→ WHAT YOU NEED TO DO: For the data that follows, report how many lines contain the word "from", and nothing else.
─── RECORDED DATA ───
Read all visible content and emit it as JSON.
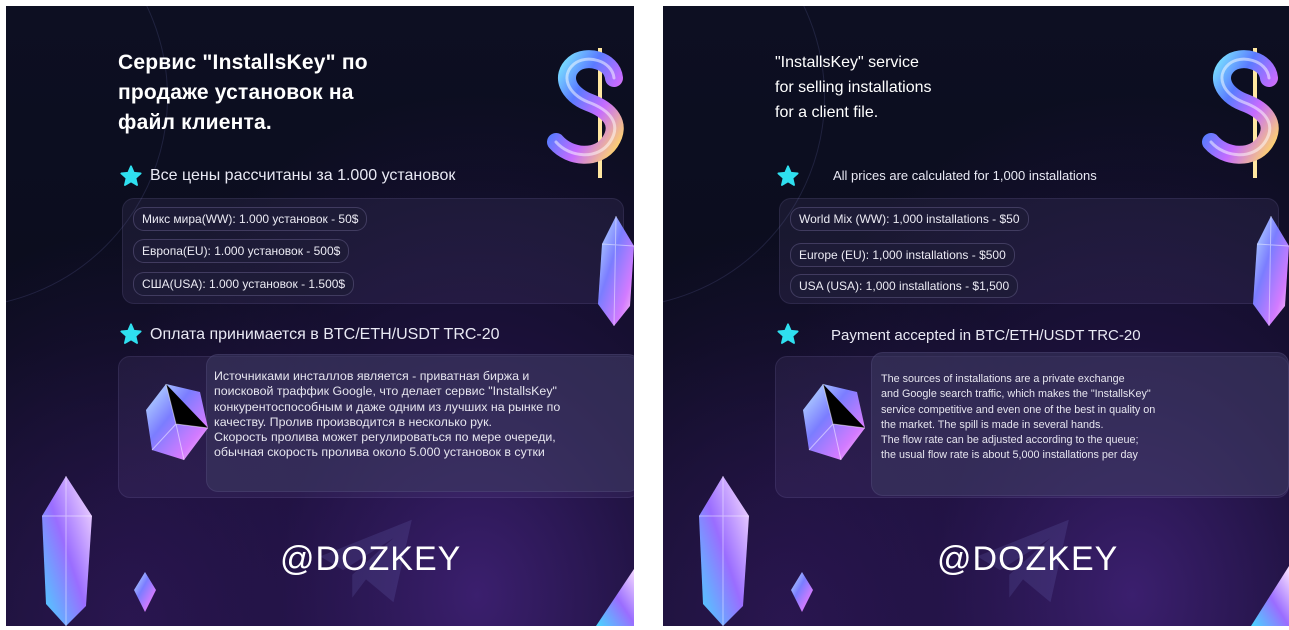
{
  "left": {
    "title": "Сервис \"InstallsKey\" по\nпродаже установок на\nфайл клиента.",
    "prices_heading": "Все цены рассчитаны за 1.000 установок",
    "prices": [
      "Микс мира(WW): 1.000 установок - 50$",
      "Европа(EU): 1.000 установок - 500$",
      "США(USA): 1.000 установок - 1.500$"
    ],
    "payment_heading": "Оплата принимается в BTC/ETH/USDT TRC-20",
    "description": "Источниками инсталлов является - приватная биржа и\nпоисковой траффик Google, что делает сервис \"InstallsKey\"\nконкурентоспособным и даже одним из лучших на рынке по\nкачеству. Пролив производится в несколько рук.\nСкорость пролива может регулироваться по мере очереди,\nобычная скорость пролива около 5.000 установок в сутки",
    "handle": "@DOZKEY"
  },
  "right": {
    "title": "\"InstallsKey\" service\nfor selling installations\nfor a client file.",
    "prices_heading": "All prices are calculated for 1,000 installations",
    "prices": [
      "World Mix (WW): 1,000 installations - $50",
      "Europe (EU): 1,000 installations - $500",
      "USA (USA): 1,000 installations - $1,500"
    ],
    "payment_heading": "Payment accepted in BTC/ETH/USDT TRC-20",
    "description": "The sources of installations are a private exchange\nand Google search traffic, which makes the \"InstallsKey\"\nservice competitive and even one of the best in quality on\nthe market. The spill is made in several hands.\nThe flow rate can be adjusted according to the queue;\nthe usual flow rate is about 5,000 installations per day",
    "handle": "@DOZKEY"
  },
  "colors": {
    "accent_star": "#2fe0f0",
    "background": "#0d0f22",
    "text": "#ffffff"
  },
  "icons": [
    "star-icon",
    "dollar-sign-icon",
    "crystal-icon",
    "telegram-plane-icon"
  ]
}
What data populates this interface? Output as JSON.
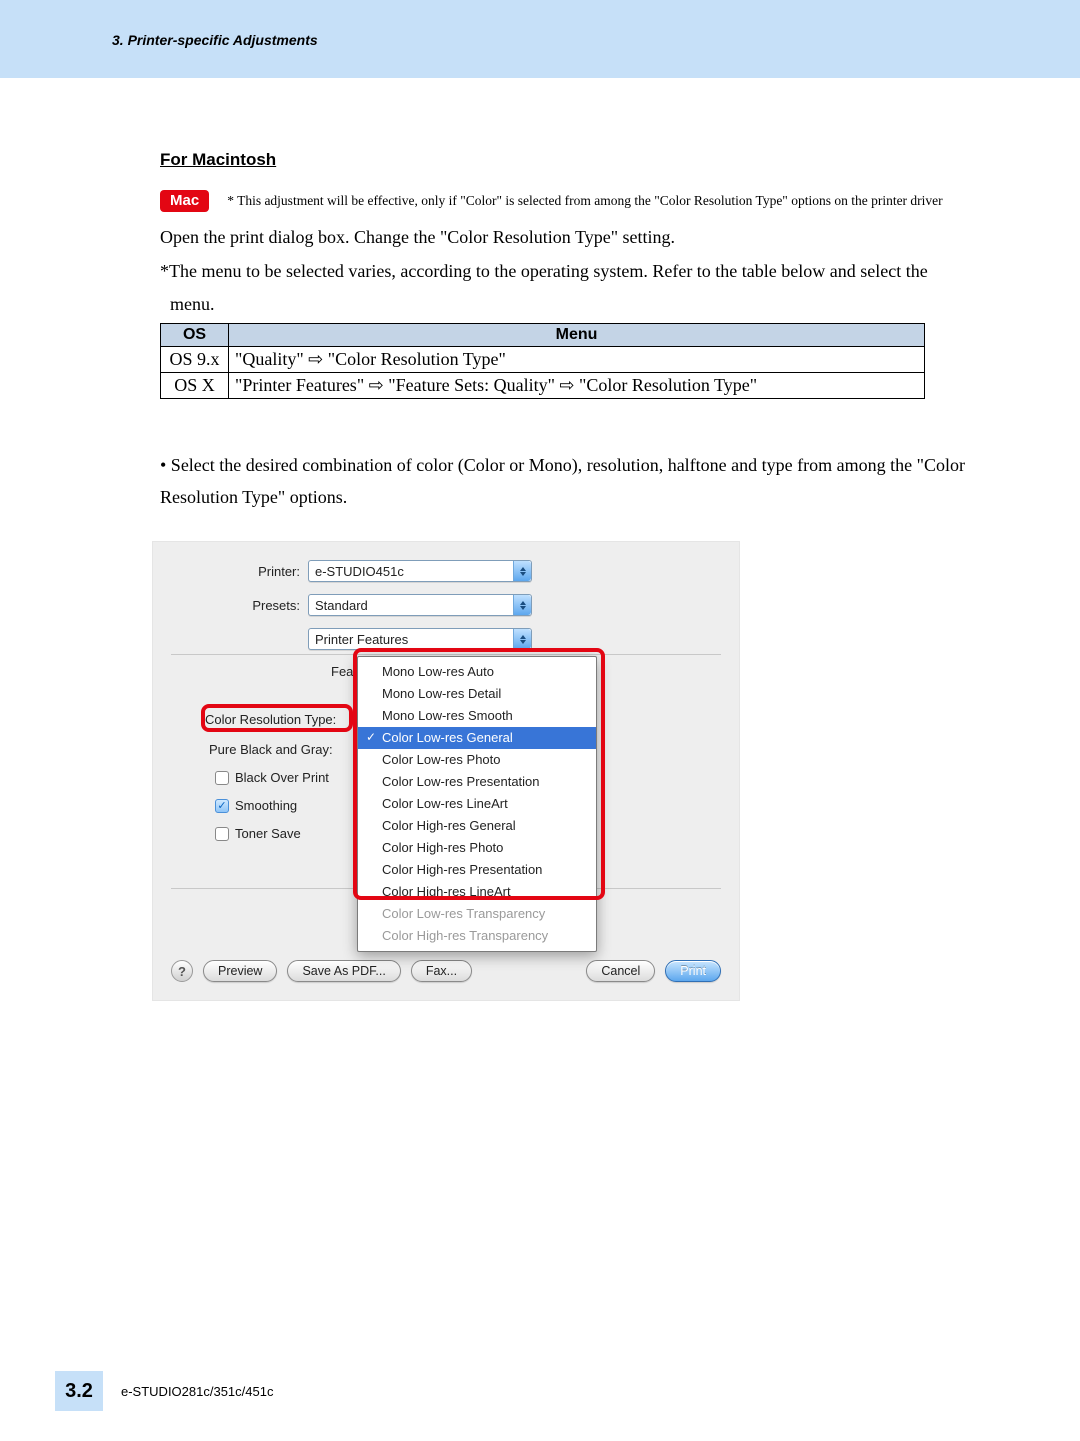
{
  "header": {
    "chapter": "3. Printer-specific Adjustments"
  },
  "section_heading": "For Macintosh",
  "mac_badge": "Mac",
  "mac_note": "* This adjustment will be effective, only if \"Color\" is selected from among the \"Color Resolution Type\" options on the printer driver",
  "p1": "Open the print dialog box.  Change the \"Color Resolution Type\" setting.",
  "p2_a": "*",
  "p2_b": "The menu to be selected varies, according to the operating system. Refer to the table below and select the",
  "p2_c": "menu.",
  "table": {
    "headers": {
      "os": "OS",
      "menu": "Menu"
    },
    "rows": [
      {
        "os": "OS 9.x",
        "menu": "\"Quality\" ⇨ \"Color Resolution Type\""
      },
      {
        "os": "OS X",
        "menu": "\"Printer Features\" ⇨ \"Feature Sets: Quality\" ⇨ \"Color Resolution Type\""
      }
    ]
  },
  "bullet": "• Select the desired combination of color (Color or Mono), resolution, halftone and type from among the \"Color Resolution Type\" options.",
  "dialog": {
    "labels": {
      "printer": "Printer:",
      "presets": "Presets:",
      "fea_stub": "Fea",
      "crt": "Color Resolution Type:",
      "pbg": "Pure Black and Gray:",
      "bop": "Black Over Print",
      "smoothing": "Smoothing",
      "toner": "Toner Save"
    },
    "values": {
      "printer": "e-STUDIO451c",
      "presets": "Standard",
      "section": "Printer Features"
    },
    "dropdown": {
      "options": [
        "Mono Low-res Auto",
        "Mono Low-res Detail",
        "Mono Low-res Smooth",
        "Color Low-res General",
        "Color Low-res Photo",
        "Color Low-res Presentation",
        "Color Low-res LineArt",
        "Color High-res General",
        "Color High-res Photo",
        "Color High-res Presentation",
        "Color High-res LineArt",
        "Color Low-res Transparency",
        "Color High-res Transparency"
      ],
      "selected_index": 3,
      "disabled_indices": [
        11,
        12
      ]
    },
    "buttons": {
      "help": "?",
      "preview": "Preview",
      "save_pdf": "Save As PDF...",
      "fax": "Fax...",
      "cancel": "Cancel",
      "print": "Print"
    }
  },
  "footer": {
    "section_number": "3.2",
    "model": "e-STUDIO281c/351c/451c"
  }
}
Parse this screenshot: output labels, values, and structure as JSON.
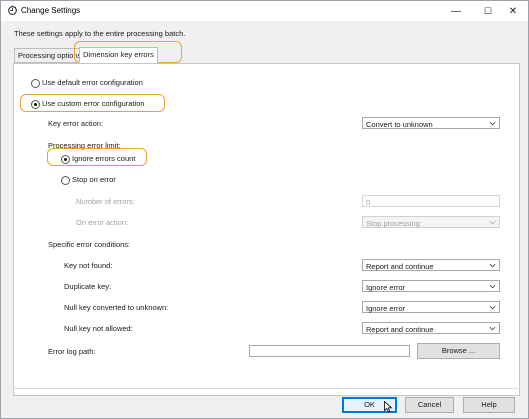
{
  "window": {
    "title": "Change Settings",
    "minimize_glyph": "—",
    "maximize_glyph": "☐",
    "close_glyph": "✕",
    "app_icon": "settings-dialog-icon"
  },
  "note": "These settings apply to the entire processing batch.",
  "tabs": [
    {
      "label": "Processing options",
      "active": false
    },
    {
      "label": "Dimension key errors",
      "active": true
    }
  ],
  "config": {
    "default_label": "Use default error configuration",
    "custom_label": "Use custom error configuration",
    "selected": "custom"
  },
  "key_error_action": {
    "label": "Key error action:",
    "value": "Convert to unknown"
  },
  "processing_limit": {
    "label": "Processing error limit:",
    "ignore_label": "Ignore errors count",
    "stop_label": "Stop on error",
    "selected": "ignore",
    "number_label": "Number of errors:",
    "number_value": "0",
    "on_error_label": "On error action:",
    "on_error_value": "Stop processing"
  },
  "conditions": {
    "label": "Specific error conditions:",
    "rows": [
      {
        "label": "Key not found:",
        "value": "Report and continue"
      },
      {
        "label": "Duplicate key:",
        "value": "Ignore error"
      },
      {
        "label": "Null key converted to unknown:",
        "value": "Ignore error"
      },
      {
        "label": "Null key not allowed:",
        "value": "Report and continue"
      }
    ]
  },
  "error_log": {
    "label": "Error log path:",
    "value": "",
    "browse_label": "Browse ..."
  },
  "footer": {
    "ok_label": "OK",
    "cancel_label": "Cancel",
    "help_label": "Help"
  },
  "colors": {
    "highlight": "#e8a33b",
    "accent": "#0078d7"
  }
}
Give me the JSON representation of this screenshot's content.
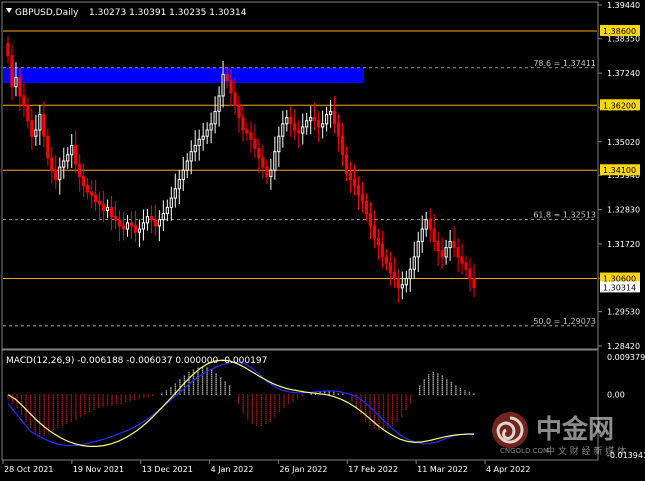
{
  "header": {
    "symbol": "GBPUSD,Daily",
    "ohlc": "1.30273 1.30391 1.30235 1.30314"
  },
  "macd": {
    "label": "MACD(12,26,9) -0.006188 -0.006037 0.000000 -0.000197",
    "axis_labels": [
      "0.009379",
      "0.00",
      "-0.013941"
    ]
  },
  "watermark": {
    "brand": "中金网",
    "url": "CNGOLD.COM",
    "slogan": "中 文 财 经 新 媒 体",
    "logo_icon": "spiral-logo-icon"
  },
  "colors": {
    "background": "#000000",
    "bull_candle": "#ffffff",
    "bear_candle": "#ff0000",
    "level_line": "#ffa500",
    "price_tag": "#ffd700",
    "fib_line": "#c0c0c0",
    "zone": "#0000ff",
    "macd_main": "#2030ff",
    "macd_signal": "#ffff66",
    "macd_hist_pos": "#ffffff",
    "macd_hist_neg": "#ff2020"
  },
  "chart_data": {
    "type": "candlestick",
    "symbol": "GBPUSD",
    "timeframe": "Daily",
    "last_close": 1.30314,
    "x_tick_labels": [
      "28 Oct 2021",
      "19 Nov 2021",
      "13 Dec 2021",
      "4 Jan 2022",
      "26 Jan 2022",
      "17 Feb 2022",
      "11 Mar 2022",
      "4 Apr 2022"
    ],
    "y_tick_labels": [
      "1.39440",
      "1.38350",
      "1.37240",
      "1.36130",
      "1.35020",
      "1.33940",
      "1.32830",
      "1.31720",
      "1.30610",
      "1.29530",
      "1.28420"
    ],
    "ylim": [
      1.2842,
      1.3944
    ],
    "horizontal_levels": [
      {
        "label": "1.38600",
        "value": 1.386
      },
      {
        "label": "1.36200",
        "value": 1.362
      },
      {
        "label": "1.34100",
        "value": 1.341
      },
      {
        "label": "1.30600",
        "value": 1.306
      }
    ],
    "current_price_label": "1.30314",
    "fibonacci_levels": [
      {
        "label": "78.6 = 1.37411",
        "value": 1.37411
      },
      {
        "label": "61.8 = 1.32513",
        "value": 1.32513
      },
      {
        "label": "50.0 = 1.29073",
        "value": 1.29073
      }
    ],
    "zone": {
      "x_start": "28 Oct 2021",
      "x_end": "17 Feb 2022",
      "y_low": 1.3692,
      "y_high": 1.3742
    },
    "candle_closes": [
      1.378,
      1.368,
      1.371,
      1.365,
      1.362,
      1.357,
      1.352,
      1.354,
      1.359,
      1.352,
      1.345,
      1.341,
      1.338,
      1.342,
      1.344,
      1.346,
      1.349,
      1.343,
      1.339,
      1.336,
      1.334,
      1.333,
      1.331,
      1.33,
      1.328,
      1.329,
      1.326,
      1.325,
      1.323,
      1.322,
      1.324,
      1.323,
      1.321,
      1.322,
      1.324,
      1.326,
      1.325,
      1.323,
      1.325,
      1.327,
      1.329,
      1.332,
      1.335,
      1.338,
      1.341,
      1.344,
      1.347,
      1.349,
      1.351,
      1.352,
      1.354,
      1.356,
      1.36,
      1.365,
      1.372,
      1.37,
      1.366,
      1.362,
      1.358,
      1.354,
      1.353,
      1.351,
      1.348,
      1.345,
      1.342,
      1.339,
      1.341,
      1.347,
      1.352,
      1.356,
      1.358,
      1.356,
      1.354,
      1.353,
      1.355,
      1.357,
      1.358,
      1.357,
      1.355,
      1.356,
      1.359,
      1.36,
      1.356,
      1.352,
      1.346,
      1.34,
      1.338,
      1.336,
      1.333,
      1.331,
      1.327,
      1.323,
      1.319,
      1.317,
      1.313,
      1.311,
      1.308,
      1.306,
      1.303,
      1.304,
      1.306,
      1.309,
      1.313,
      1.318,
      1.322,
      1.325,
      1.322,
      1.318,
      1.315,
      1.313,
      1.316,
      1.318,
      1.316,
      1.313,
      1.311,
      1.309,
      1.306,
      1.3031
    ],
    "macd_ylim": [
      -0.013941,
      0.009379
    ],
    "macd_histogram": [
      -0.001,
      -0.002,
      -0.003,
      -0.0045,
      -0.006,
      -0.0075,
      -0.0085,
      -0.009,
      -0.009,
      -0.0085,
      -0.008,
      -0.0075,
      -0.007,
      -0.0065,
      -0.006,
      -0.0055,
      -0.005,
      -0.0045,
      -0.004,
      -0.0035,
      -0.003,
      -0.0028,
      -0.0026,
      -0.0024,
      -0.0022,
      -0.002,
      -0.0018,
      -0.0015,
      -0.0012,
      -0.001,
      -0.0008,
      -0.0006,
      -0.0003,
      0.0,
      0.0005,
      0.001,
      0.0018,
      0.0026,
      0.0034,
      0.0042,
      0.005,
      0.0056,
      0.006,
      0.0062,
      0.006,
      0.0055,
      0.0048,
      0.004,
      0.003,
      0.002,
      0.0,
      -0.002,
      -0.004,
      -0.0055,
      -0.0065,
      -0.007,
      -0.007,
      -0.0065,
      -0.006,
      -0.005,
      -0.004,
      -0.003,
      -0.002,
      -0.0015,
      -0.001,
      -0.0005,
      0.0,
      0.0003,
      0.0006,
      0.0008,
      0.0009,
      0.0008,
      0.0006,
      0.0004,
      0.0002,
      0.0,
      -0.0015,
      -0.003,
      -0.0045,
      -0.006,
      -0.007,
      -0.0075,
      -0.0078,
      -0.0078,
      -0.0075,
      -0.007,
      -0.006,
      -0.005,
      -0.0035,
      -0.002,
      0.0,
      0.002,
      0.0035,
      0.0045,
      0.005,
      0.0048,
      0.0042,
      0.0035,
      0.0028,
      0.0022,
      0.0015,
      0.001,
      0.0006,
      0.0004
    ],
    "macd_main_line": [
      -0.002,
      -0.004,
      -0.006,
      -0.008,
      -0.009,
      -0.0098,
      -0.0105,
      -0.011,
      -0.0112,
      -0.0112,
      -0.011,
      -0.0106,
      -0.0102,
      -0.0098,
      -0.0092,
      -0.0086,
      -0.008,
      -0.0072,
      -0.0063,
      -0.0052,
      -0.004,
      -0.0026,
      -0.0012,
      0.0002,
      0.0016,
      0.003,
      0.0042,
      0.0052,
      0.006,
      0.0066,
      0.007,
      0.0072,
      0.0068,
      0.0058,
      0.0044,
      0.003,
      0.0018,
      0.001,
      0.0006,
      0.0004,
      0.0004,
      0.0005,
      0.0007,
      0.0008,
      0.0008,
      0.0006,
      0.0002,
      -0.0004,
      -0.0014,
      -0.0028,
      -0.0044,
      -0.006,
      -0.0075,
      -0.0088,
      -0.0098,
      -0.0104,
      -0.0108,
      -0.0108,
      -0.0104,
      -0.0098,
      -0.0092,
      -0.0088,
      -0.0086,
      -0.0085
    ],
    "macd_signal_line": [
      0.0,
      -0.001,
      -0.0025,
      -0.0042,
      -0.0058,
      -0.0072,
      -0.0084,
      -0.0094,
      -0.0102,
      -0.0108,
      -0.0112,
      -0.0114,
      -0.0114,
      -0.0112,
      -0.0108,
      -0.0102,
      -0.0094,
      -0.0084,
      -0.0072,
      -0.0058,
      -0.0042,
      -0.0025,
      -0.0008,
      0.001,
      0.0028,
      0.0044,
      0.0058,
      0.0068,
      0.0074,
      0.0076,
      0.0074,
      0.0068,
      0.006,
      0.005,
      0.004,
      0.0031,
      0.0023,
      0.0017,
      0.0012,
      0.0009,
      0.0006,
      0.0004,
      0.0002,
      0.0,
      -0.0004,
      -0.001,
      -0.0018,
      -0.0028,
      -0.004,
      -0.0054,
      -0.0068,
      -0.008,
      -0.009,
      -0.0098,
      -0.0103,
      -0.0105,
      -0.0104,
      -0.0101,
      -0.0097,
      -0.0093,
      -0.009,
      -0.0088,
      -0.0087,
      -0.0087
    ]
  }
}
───
→ OUTPUT OF THE EXERCISE: 2